Gwyn at last was lucky enough to make one reply to Dr. Johnson which he allowed to be excellent. Johnson censured him for taking down a church which might have stood many years, and building a new one at a different place, for no other reason but that there might be a direct road to a new bridge ; and his expression was, “ You are taking a church out of the way, that the people may go in a straight line to the bridge.”—“No, Sir (said Gwyn), I am putting the church in the way that the people may not go out of the way.” JOHNSON (with a hearty loud laugh of approbation) : “Speak no more. Rest your colloquial fame upon this."

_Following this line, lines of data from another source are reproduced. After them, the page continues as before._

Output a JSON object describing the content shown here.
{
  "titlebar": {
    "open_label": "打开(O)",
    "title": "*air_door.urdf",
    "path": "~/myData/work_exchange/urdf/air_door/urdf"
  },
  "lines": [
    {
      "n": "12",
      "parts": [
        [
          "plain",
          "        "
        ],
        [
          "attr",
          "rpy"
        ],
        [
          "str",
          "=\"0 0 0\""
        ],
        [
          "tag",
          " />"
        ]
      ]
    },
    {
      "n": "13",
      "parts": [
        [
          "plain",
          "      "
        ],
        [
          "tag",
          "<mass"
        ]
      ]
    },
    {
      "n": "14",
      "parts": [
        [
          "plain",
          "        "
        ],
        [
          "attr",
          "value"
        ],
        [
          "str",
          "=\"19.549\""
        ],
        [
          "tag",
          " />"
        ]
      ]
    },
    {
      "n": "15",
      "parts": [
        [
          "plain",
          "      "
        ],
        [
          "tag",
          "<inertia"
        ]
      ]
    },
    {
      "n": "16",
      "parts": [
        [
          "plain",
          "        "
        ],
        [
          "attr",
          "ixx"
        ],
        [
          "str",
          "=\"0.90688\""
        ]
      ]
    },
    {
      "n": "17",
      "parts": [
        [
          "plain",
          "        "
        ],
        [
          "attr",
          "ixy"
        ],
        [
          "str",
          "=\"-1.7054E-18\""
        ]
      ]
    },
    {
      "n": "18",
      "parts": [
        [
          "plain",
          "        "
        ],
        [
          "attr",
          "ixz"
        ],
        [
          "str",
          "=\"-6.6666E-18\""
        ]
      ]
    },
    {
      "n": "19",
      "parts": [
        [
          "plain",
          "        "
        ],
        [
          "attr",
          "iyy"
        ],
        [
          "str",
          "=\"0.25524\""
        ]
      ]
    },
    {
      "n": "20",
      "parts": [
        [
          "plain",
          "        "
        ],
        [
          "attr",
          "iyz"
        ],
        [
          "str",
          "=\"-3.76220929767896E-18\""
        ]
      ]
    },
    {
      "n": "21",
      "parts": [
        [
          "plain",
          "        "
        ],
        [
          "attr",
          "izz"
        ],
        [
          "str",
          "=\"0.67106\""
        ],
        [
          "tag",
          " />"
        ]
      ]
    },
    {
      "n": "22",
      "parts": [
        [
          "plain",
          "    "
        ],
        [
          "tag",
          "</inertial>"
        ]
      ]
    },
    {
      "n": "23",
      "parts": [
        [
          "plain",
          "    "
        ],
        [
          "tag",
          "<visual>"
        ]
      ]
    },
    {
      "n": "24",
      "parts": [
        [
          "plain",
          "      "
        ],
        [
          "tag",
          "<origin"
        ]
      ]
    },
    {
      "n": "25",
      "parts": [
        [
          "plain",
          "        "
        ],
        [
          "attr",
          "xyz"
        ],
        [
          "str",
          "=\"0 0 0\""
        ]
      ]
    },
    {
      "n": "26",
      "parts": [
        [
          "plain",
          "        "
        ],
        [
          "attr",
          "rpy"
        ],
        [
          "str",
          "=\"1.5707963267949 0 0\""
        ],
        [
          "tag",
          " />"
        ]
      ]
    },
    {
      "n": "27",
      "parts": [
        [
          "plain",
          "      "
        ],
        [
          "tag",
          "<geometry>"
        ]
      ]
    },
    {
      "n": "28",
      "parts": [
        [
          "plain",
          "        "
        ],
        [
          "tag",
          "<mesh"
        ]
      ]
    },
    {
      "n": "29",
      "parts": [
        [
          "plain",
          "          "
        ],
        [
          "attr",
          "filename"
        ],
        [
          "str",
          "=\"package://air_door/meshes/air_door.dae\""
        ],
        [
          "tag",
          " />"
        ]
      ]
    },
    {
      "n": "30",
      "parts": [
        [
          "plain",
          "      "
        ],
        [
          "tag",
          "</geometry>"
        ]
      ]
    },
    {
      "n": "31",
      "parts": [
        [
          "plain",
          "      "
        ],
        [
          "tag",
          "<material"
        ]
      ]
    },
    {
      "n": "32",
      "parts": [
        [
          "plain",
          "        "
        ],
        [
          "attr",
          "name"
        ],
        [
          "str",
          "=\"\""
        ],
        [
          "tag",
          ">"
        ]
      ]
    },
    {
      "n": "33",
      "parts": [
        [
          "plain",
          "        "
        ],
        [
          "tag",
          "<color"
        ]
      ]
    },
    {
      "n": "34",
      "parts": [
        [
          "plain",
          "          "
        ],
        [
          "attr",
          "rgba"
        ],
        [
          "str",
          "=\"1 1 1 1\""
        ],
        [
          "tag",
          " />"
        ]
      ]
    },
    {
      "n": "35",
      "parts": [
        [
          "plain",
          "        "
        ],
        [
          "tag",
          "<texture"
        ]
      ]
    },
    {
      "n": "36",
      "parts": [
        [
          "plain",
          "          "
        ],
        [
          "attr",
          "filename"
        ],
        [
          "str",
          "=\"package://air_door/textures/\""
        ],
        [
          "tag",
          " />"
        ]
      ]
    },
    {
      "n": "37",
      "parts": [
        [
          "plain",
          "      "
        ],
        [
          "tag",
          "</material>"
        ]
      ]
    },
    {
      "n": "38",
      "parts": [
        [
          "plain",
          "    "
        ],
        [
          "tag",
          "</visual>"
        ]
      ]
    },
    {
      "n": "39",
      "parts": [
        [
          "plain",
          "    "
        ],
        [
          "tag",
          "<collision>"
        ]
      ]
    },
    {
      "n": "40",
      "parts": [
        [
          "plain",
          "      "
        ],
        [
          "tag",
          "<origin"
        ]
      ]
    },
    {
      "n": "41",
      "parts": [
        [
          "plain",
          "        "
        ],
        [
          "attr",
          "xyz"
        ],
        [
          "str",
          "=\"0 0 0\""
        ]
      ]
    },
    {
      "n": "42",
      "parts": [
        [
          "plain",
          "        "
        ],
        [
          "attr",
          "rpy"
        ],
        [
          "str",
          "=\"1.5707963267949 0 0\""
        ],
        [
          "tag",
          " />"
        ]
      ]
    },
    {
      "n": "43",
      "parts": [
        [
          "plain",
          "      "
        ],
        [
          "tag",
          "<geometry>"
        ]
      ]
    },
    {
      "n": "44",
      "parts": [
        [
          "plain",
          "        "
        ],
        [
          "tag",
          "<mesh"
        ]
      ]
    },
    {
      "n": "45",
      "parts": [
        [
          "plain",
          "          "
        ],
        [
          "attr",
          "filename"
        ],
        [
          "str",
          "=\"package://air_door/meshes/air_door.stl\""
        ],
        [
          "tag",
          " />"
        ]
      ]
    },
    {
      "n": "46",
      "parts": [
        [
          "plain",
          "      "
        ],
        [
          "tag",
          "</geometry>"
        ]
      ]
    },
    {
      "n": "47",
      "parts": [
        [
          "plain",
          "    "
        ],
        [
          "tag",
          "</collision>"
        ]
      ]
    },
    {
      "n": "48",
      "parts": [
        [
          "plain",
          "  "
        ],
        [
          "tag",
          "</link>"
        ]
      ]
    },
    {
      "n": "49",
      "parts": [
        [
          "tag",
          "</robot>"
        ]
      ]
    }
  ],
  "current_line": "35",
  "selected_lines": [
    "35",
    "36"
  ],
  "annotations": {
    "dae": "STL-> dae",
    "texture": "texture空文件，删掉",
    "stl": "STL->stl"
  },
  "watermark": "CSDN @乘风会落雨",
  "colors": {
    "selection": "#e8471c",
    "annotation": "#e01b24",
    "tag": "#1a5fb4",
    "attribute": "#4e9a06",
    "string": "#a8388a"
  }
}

Upon our arrival at Oxford, Dr. Johnson and I went directly to University College, but were disappointed on finding that one of the fellows, his friend Mr. Scott, who accompanied him from Newcastle to Edinburgh, was gone to the country. We put up at the Angel Inn, and passed the evening by ourselves in easy and familiar conversation. Talking of constitutional melancholy, he observed, “A man so afflicted, Sir, must divert distressing thoughts, and not combat with them.” BOSWELL : May not he think them down, Sir ? " JOHNSON : “No, Sir. To attempt to think them down is madness. He should have a lamp constantly burning in his bed-chamber during the night, and if wakefully disturbed, take a book and read, and compose himself to rest. To have the management of the mind is a great art, and it may be attained in a considerable degree by experience and habitual exercise.” BOSWELL : “Should not he provide amusements for himself ? Would it not, for instance, be right for him to take a course of chemistry?” Johnson : “Let him take a course of chemistry or a course of rope-dancing, or a course of anything to which he is inclined at the time. Let him contrive to have as many retreats for his mind as he can, as many things to which it can fly from itself. Burton's “ Anatomy of Melancholy' is a valuable work. It is, perhaps, overloaded